NEW ORLEANS (BP) — We have two American flags folded and stored in a closet at the farmhouse in Texas, the kind of flags presented to surviving family members on behalf of the president of the United States at the memorial service for a veteran of military service.
The flags have small paper tags wired into the top grommet with the name of the soldier for whom it was presented. I checked the tag as I unfolded the flag a month ago and saw the name of Fred Conradt. I thought about Uncle Fred — his nephews and nieces called him Uncle Dub — as I clipped the flag to the rope on the flagpole in the middle of the front yard.
The flagpole, maybe 20 feet high, is a 2-inch metal pipe set up by my father-in-law Jack Hamilton, another veteran of World War II. He welded loops on the pipe, the very top and three feet off the ground, equipped with small pulleys. He threaded white cotton rope through the pulleys and fitted it with spring-loaded clips. American flags have flapped in the breeze in front of the farmhouse off and on for 30 years.
The farmhouse itself was built by Alvin McNeal and Cordie Francis Benningfield Rose in 1954. Some 12 years earlier they sent their son Alton off to war. He fought and died in the Pacific Theater, a young man with a new wife and a bright future. Alton gave on our behalf, as Abraham Lincoln famously said in his Gettysburg Address, “the last full measure of devotion.”

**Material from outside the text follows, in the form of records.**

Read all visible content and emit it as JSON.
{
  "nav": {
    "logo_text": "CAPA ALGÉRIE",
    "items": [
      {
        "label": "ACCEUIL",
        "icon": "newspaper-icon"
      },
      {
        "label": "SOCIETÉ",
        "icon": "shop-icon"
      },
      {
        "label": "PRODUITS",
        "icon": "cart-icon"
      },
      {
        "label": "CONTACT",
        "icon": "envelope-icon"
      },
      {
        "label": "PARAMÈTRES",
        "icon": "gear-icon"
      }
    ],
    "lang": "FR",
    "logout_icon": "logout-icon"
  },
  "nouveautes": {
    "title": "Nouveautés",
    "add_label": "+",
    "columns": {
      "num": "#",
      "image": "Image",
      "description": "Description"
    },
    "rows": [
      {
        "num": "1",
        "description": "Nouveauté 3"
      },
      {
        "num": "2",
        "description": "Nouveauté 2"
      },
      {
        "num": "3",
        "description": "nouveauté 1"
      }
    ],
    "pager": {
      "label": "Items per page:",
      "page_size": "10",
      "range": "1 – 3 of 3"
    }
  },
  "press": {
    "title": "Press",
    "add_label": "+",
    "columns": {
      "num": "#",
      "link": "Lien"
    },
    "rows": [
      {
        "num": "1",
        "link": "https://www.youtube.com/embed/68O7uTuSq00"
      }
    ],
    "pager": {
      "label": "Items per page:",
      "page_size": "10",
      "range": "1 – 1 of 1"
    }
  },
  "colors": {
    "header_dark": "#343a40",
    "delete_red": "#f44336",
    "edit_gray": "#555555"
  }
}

I picked a stubborn spider from the bottom sprocket, unhooked the rope and pulled the flag, hand over hand, to the top of the pole. Uncle Dub would have been proud to see his flag unfurled in that seasonal breeze from the southwest.
We shared an emotional moment once. I cannot remember what prompted it. Uncle Dub began to talk about his military service. At first he was composed and reflective. But then I saw a thought, a memory from the war, enter his mind and cloud his vision. It pulled him down inside himself, that picture, that sound — whatever it was. It clamped his throat and throttled him like a giant invisible hand.
I heard him say — he could barely get it out — “Oh, David, the children, the children” — and that was all. He could not speak of the horror that visited him then. But I knew that the faces and figures of children were passing through his mind. Little hands were reaching out to him from some dusty village in another time and place. He grieved for them still, decades later, these children trapped in the fury of war.
Fred and Monnie Conradt never had children of their own, adopted or biological. But they devoted their lives to the care of children. For years Fred was chief administrator of the West Texas State Children’s Home in Pyote. Abandoned, neglected and abused children became his sons and daughters. I saw that powerful memory of children in crisis bring him to silent tears, and I wonder if maybe he found his calling and his life’s work on the battlefield.
Soldiers lay down their lives sometimes. But more often the battlefield claims their peace of mind, their inner tranquility and their sense of hope and a future. More than 200 veterans are among the homeless here in New Orleans. They are disproportionately represented among the population on the fringes of our society. In part it is the battlefield, the PTSD, the things they cannot articulate, that drive them to the shadows.
We who have not experienced the battlefield cannot really understand this blanket of pain that sometimes falls upon our veterans. It can be disorienting, debilitating, this experience of armed conflict.
We who have been spared the horrors of war stand in great debt to the soldiers we honor today. Brave and free, they were willing to go and face our enemy. Some of them bear this mantle of sorrow as the legacy of war, the price they paid to protect us all and preserve our liberty.
I saw Old Glory flying high and proud, the breeze tapping those clips against the pipe. I dropped my head in a surge of gratitude for the God who made us free and the soldiers who do their duty daily to keep our star-spangled banner lifted above the fray.